Accounts Receivable
Cost of Goods Sold
  Accounts Payable

The Accounting Equation

Assets = Liabilities + Owners Equity

  1. Assets
    1. Economic resources expected to benefit company in future
      1. Cash: Money, certificates of deposit, and checks
      2. Accounts Receivable: Oral or implied promise, usually arise from sales made to customers, no promissory note exists
      3. Notes Receivable: Promissory notes
      4. Inventory: Merchandise the entity holds or manufactures to sell
      5. Land: Property the business owns and uses in operations
      6. Building: Cost of an office, warehouse, garage, etc.
      7. Equipment, furniture, & fixtures: Accounts that record the cost of office equipment and store equipment
  2. B. Liabilities: Economic obligations, debts
    1. Accounts Payable: Oral or implied promise to pay debts which arise from credit purchases
    2. Notes Payable: Amounts the company must pay as a result of signing a promissory note for goods or services.
    3. Taxes payable: Wages payable, Salary payable
  3. C. Owners’ Equity: Claims held by owners, divided into two main categories
    1. Accounts Payable: Oral or implied promise to pay debts which arise from credit purchases
    2. Retained Earnings (Income earned from operations)
      1. Expenses: Decreases in retained earnings resulting from operations.
      2. Revenues: Increases in retained earnings resulting from operations
      3. Dividends: Distributions of assets to shareholders decreases
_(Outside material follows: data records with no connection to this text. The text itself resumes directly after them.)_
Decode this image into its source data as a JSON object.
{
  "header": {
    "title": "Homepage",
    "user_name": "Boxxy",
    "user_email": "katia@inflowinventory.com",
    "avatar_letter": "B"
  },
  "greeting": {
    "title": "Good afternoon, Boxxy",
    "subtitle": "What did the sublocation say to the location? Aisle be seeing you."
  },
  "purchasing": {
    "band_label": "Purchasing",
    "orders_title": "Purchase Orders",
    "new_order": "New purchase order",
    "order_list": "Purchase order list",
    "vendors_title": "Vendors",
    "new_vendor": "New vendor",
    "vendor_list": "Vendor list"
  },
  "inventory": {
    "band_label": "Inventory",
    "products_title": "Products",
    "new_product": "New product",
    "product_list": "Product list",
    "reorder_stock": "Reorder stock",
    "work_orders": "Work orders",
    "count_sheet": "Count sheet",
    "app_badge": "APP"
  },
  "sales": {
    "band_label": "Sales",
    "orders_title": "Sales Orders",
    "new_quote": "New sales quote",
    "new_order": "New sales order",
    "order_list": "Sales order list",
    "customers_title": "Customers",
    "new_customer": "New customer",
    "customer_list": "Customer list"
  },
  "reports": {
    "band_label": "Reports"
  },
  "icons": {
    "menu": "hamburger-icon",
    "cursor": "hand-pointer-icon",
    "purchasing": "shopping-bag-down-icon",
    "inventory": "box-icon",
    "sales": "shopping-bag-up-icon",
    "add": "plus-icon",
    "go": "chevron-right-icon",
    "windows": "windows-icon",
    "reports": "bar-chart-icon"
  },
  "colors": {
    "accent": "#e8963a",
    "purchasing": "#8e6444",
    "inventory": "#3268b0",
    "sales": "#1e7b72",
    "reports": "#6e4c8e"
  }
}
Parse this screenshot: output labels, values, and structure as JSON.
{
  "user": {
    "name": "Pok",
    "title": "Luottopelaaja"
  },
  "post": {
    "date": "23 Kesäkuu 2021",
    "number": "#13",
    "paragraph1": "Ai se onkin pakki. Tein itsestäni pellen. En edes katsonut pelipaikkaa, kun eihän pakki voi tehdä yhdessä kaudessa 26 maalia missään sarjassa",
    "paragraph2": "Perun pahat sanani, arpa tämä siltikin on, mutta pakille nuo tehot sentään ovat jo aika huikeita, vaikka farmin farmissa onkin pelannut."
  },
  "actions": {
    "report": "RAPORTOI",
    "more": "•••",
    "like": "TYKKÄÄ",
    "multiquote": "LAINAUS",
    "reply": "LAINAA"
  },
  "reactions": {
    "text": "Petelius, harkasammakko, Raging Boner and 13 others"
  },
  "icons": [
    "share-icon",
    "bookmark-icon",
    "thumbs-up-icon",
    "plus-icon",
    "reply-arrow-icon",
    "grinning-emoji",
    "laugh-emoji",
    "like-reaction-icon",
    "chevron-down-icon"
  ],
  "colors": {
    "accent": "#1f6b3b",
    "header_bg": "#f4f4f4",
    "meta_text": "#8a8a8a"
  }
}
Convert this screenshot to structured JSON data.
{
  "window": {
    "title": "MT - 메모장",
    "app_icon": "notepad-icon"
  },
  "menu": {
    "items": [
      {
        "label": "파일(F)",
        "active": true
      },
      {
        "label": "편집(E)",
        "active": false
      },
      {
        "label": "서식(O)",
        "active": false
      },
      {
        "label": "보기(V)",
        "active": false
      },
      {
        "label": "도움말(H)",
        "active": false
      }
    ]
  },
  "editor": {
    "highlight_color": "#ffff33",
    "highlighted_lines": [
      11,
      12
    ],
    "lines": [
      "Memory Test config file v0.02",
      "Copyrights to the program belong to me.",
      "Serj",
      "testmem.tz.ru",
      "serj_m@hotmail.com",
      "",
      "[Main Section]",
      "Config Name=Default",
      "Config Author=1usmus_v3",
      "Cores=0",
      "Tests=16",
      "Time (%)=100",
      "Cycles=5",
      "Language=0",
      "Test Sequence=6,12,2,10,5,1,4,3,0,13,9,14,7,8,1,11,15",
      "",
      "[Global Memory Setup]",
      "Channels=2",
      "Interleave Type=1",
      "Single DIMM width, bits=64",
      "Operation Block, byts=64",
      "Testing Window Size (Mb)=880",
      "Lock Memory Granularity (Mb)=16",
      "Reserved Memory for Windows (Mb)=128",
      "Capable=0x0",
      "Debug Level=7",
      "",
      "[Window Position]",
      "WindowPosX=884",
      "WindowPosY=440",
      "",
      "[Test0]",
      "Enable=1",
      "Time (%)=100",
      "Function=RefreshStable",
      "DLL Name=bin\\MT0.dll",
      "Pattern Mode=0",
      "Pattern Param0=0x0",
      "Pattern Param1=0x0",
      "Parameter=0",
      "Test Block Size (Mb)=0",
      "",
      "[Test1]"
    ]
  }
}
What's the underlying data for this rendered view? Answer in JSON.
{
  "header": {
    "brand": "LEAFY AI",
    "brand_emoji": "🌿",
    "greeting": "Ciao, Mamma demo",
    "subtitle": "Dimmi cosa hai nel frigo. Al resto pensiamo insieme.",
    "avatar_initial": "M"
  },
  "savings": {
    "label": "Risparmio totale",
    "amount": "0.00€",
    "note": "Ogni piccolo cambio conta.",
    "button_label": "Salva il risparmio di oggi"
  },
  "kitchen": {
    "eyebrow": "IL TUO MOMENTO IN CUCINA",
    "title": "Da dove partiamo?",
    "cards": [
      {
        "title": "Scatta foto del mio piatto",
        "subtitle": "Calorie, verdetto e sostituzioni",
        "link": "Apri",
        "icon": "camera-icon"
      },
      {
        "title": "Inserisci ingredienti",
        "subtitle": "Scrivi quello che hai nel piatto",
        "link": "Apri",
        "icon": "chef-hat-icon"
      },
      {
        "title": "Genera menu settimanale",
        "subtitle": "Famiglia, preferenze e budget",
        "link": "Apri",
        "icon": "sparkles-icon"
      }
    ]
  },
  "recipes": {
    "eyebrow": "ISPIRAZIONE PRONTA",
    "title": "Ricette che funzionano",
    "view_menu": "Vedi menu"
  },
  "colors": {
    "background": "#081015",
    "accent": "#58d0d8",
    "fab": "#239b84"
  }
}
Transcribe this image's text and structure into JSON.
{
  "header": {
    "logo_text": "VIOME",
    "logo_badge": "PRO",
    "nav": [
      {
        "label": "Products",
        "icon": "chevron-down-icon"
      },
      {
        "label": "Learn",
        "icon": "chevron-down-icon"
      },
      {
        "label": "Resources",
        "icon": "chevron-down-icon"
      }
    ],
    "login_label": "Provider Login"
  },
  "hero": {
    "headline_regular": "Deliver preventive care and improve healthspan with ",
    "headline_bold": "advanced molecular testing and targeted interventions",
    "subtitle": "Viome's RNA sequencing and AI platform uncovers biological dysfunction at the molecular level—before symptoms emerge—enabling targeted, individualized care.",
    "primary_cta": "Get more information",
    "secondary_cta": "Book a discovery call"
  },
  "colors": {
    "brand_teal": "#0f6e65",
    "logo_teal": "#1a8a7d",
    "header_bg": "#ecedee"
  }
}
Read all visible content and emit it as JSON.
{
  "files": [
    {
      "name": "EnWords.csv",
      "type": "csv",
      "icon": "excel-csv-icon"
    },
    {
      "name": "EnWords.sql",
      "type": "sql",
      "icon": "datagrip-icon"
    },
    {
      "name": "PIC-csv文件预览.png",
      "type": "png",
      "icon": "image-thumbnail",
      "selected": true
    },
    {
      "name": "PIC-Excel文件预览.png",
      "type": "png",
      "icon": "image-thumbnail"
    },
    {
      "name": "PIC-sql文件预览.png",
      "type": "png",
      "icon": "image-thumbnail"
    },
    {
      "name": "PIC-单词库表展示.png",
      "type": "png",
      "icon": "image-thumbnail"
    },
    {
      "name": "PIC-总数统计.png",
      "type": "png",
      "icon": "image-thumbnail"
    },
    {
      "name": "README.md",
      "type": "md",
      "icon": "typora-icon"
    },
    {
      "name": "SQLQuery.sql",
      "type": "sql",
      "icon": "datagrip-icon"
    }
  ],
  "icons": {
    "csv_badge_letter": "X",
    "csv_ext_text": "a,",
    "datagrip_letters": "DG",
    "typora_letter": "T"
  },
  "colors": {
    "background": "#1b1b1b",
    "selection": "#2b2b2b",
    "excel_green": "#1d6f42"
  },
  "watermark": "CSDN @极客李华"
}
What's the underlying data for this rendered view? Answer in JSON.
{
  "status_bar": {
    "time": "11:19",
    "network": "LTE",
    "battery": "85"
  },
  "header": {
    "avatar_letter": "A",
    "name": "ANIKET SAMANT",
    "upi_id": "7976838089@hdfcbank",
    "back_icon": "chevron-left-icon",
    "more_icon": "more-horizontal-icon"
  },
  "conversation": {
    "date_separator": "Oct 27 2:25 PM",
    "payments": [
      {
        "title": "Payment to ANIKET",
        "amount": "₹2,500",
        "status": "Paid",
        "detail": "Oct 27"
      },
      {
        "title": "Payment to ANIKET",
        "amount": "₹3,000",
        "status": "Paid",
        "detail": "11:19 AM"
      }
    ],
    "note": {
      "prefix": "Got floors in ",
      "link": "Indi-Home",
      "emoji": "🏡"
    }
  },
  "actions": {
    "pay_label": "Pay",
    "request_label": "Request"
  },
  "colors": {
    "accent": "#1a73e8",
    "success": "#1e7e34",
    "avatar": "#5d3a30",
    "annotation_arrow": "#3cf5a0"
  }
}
Concepts, Principles and Basis

  1. Entity Concept
    • An organization stands apart from other organizations as a separate economic unit
  2. Going Concern Concept
    • Entity will continue to operate long enough to recover cost of its assets
  3. Time Period Concept
    • Report information at regular intervals
  4. Reliability Principle
    • Accounting records must be based on the most reliable (verifiable by an independent observer) data available
  5. Cost Principle
    • Assets/services acquired are recorded at actual, historical cost
  6. Revenue Principle
    • Establishes when to record revenue, usually when earned
    • Revenue is earned when the business has completed rendering services to the customer
    • Amount to record is equal to cash value of services or goods
  7. Matching Principle
    • Expenses matched against revenues in same accounting period
  8. The Accounting Period
    • Usually one year ending December 31
    • Fiscal year ends on any other date of the year
  9. Cash Basis Accounting
    • Impact of events not recognized until cash is paid or received
  10. Accrual Basis Accounting
    • Impact of events recognized as they occur
    • Transactions are recorded even when cash not received or paid
    • Required by GAAP
  11. Stable Monetary Unit
    • Basis for ignoring inflation